The U.S. Justice Department announced that it was accusing Stevens-Henager College and its owner in a civil lawsuit of illegally compensating recruiters.  The college and its owner, The Center for Excellence in Higher Education, are alleged to have "falsely certified compliance with provisions of federal law that prohibit a university from paying incentive-based compensation to its admissions recruiters based on the number of students they recruit," according to the DOJ news release. The college and its owner are denying wrongdoing, and the lawsuit is pending. Under the federal False Claims Act, two former employees of the school who were "whistleblowers" and reported suspected wrongdoing to the government stand to receive financial rewards if the government is successful in recovering money previously paid to the college in the form of federal student aid.  If you have concerns about possible wrongdoing at a school that you wish to share with an attorney, complete this form or call 877-540-8333 to contact the attorneys who operate 

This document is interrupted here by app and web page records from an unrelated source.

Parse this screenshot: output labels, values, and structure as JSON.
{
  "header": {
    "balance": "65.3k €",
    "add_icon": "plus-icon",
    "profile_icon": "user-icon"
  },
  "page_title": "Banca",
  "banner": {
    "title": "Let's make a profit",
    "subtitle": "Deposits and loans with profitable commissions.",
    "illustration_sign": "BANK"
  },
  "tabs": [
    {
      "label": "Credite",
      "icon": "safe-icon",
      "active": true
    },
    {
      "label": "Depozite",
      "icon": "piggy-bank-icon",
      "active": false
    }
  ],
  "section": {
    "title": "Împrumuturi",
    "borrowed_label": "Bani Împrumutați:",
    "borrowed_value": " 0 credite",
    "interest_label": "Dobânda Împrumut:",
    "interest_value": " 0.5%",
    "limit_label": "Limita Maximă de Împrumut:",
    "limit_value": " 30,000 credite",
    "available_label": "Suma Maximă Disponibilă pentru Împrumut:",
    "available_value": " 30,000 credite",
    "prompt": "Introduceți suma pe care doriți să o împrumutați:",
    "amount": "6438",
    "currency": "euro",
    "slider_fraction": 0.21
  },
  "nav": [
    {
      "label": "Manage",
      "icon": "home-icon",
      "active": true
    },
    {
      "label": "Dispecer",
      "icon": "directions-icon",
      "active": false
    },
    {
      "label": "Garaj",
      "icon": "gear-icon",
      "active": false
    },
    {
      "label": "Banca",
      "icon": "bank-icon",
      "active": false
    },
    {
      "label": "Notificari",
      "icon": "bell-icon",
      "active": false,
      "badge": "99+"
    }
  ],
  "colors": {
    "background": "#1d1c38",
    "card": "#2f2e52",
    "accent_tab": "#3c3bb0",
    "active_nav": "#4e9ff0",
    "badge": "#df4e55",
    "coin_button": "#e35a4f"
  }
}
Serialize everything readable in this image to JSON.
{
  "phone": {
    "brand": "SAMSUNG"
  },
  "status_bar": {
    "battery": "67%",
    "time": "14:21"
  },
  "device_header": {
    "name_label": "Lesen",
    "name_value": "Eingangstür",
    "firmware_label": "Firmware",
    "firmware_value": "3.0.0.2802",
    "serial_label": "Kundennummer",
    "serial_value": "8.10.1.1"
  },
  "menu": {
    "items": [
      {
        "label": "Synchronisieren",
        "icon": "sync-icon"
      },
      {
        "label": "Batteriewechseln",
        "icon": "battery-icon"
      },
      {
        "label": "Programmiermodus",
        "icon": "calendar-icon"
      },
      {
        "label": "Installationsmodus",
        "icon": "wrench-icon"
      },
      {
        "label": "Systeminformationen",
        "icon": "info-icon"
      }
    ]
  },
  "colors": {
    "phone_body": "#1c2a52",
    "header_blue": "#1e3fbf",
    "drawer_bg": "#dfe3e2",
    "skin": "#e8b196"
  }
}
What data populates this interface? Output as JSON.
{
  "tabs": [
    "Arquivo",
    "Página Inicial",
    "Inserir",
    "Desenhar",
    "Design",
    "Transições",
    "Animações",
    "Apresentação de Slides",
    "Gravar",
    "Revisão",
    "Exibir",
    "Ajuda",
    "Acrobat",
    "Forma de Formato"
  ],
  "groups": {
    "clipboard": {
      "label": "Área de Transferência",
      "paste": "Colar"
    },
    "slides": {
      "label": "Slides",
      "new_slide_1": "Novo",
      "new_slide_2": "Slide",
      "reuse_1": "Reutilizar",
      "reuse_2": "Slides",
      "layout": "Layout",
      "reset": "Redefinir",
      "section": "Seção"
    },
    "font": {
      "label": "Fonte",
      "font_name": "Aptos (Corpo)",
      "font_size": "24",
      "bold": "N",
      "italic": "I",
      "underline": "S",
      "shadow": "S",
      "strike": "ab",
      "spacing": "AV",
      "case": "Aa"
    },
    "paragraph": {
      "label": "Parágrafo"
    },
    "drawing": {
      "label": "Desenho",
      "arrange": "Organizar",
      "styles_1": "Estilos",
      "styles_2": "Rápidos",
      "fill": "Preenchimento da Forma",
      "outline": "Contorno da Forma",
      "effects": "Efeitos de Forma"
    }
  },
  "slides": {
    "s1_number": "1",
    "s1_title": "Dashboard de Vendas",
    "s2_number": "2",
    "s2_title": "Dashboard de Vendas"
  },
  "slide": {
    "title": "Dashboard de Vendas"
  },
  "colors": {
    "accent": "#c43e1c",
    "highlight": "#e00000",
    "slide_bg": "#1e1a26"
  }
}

The U.S. Department of Justice has joined a lawsuit against the for-profit Stevens-Henager College that alleges that the school paid recruiters bonuses and incentive compensation in violation of federal law.  The lawsuit, pending in federal court in Idaho, was filed by two former employees of the college who are pursuing the claims under a federal whistleblower law.  The employees and the Justice Department accuse Stevens-Henager College and two affiliated schools, CollegeAmerica and California College of San Diego, of additional improprieties, including faculty members lacking minimum qualifications required by its accrediting body and officials falsifying student records.   The lawsuit was disclosed by the Huffington Post.  According to the 99-page Complaint filed in federal district court, the defendant schools have received more than $660 million in federal student aid since 2002.  One of the alleged violations of federal law detailed in the lawsuit  is a practice in which  the schools "pay bonuses, commissions, and other forms of incentive compensation to employees in the admissions departments based directly and indirectly on the number of students that these employees enroll."  The defendant schools deny any wrongdoing in the lawsuit, which is pending. Incentive compensation in enrollment  has been a recurring problem at for-profit colleges.  The federal whistleblower law provides an opportunity for employees and students who are witnesses to fraud to be rewarded financially for their reporting of such practices.  If you wish to share a concern about improper practices at another college or trade school with an attorney, you may send an e-mail to, or complete this form.